TRAVEL ... Rolf POTTS
Interview by TAN MAY LEE
GOOGLE THE INTERNET for travel articles and you’ll find that the best written ones are by Rolf Potts. Potts grew up in Kansas, where he now also owns a ranch. He describes himself as a late bloomer, only seeing the ocean for the first time when he was 15, and not owning a passport until he was 25!
Yet he plucked up the courage to head off, including landing himself a teaching job in South Korea, of which he says, “Korea was such an integral part of not just my travel life, but my life in general. My experience there wasn’t always easy, but it was an essential part of my coming-of-age, and who I became.”
His “big break” in the travel-writing realm was when he became a columnist at Salon.com, and “my second big break was when Bill Bryson picked ‘Storming the Beach’ for The Best American Travel Writing 2000.”
He moved to southern Thailand for a few months to write his travel manual, Vagabonding: An Uncommon Guide to the Art of Long-Term World Travel, which was published to great success, and in 2008, the American publisher, Travelers’ Tales, put twenty of his best travel stories together to make the collection, Marco Polo Didn’t Go There.
If you didn’t become a travel writer, what else could you imagine doing?
Lots of things, actually. I love teaching—I teach a writing class in Paris each summer—and I can imagine myself doing more of it. I can also see myself being comfortable in all kinds of jobs, from working with my hands to being an entrepreneur. But of course I love being a travel writer and I can’t imagine changing my main line of work anytime soon.
Do you think travel writing typically ranges from humorous misadventures to some form of self-realisation that ends with how the traveller is “humbled” by the whole experience?
I think humour is an essential part of travel writing, since travel so naturally lends itself towards humorous situations. Plus, humour is often the best way to deal with cross-cultural misunderstandings. Travel constantly forces you into humbling situations, so it’s good to approach the experience with a keen sense of humour and self-deprecation.
Do you think human beings are meant to be nomadic?
Well, Bruce Chatwin seemed to think so. I don’t know if I could make a similar generalisation. I do think that nomadism is a huge part of our collective human past, and to travel is to get in touch with a very essential part of our human selves.
Would you say Marco Polo Didn’t Go There is similar to a collection of short stories?
I’d say this is a good analogy. Collections of travel stories are very much like collections of short stories, and they are similarly hard to sell. I feel lucky to have been offered the chance to collect my stories in Marco Polo Didn’t Go There. No doubt the strength and success of Vagabonding was a factor in this, since my first book has such a broad audience. Hopefully my future travel books will find a similarly broad audience, so I can do another travel-story collection in another ten years.
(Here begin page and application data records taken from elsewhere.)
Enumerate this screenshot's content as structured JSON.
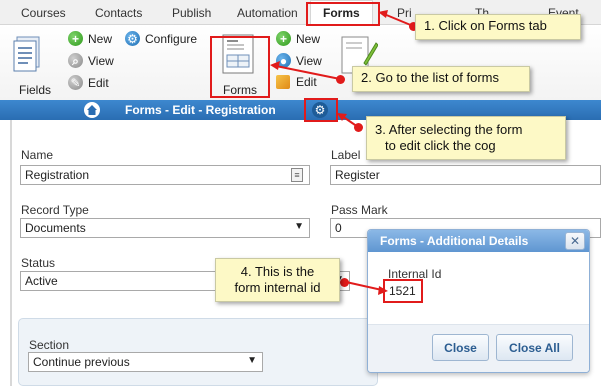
{
  "tabs": [
    {
      "label": "Courses"
    },
    {
      "label": "Contacts"
    },
    {
      "label": "Publish"
    },
    {
      "label": "Automation"
    },
    {
      "label": "Forms"
    },
    {
      "label": "Pri"
    },
    {
      "label": "Th"
    },
    {
      "label": "Event"
    }
  ],
  "ribbon": {
    "fields_label": "Fields",
    "new1": "New",
    "configure": "Configure",
    "view1": "View",
    "edit1": "Edit",
    "forms_label": "Forms",
    "new2": "New",
    "view2": "View",
    "edit2": "Edit"
  },
  "header": {
    "title": "Forms - Edit - Registration"
  },
  "form": {
    "name_label": "Name",
    "name_value": "Registration",
    "label_label": "Label",
    "label_value": "Register",
    "record_type_label": "Record Type",
    "record_type_value": "Documents",
    "pass_mark_label": "Pass Mark",
    "pass_mark_value": "0",
    "status_label": "Status",
    "status_value": "Active",
    "section_label": "Section",
    "section_value": "Continue previous"
  },
  "dialog": {
    "title": "Forms - Additional Details",
    "internal_id_label": "Internal Id",
    "internal_id_value": "1521",
    "close_button": "Close",
    "close_all_button": "Close All"
  },
  "callouts": {
    "c1": "1. Click on Forms tab",
    "c2": "2. Go to the list of forms",
    "c3_line1": "3. After selecting the form",
    "c3_line2": "to edit click the cog",
    "c4_line1": "4. This is the",
    "c4_line2": "form internal id"
  },
  "colors": {
    "header_blue": "#2f76bd",
    "callout_yellow": "#fdf9c6",
    "highlight_red": "#e11b1b",
    "dialog_header": "#6fa3d8"
  }
}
What is it about travel literature that moves you more than, say, lad lit? You seem to know a lot about fiction as well; will you ever write fiction?
I like travel literature because—when it is done well—it is outward-looking. So much other writing, from fiction to confessional memoir, can feel confined and self-obsessed, whereas travel writing endeavours to embrace cross-cultural situations. As for fiction, I’m definitely interested in writing fiction—but if I do it will probably have a similar sensibility to my travel writing, in that it will be about international and cross-cultural situations.
Reproduced from the July-September 2010 issue of Quill magazine